CARE Canada Recommendations on Canadian Government's Countries of Focus for Development Assistance

On Tuesday, May 17, CARE Canada Senior Director of International Development Santiago Alba-Corral and Advocacy and Government Relations Advisor Shaughn McArthur spoke before the House of Commons Standing Committee on Foreign Affairs and International Development on the topic of the Canadian government's countries of focus for bilateral development assistance.

Watch the televised committee meeting here (external link).

CARE Canada's Key Recommendations

Amid the International Assistance Review recently launched by the Minister of International Development and La Francophonie, the Government of Canada today faces a unique opportunity to undertake a thorough analysis to ensure its international assistance is tailored to address the right issues, in the right communities, and for the greatest possible impact.

CARE Canada offers five recommendations to help guide that process.

First, the Government should undertake an evaluation of Canada’s country of focus approach. This should include an assessment of what has worked, or not, since the approach was first adopted in 2009. Has a focus on select countries truly enhanced the impact and efficiency of Canada’s development assistance? Has it improved development outcomes for women and girls in those countries?

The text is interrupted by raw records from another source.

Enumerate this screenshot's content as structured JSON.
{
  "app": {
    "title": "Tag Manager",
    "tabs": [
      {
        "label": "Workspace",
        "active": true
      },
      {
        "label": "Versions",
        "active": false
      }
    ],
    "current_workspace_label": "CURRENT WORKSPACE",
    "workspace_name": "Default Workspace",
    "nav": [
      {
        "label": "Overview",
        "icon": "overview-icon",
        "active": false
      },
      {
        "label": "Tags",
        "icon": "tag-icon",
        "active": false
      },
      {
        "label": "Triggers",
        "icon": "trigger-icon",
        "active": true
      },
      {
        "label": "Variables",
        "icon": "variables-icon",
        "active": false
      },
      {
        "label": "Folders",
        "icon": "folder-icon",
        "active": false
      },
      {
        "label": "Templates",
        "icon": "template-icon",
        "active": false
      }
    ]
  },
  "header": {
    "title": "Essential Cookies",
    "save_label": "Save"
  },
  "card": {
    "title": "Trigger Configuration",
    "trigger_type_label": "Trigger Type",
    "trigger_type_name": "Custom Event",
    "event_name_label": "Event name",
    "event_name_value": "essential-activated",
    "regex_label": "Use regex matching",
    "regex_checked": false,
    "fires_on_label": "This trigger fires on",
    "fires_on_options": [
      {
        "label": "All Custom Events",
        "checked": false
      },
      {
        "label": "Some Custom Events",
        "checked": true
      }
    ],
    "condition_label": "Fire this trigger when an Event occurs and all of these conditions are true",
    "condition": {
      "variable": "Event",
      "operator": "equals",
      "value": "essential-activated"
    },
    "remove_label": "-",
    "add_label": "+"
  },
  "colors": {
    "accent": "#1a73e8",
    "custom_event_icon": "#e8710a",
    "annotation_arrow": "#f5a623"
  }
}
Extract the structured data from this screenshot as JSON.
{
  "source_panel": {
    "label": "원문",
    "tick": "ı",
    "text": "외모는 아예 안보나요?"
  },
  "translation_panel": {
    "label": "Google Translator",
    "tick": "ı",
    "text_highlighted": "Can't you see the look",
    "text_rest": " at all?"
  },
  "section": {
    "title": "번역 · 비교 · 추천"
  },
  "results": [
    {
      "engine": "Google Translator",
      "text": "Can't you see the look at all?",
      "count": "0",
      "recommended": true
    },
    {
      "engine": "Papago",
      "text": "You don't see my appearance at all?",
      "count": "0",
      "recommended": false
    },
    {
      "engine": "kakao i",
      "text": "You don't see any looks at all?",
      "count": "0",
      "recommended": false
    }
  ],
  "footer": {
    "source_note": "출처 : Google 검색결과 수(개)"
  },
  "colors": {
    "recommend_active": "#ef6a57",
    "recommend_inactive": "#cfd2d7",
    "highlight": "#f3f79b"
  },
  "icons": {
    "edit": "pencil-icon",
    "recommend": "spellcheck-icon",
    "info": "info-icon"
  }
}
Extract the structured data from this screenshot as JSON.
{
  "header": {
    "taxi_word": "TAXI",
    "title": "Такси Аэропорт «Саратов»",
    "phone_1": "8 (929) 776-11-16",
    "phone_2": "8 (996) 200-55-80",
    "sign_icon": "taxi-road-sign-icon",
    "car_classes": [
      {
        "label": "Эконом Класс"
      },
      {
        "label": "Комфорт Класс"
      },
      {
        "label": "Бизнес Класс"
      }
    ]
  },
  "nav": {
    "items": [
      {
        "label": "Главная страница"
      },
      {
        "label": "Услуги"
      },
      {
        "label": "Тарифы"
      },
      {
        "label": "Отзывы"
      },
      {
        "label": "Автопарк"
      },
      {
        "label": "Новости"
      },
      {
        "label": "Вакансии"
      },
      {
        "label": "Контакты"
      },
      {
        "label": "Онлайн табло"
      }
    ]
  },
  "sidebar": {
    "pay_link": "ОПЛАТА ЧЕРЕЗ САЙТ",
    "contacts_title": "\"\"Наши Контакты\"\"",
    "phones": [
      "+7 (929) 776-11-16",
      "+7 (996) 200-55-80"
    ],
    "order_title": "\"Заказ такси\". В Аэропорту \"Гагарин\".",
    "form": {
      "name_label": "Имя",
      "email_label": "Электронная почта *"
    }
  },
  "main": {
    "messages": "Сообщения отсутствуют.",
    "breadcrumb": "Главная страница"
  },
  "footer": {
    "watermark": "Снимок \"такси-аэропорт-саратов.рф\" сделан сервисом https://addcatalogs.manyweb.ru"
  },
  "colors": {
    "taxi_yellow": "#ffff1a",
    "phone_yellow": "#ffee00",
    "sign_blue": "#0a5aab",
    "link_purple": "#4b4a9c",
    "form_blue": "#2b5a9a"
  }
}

Second, the Government should ensure that its focus on helping the poorest and most vulnerable people defines how, where and what type of assistance is delivered. Need should not be defined by a country’s status as a least developed country. According to the World Bank, 73 percent of the world’s poor live in middle-income countries. People, not countries, should be the targets of Canadian assistance. Inequality is the lens through which these people are best identified, and assisted.

Third, if a country of focus approach is retained, the Government should be held to account for those commitments. This means developing long-term – 10 to 15 year – strategies for each country, in consultation with implementing partners. These should be linked to broader regional strategies, and attached to transparent and predictable funding envelopes. They should be flexible enough to accommodate changing conditions, but rigid enough to follow through on complex change. They should include mechanisms to support emergency preparedness in countries prone to natural disasters or conflict, and to redirect resources when disaster strikes. All international development strategies should be underpinned by robust monitoring and evaluation systems, and subject to regular reviews.

Fourth, Canada’s new International Assistance Framework should include a mechanism for regular impact monitoring. The broad range of indicators attached to the Sustainable Development Goals provide a ready means to help measure Canada’s impact, while ensuring alignment with global objectives.

Finally, international development assistance must always be motivated by the interests of the people it aims to assist. The amalgamation of Canada’s foreign affairs, international trade and international development departments creates the conditions for more coherent and efficient engagement in the world. Trade and diplomacy can do much to leverage Canadian advantages, and support international development objectives. However, international development itself is undermined if it is seen to support trade and diplomatic outcomes.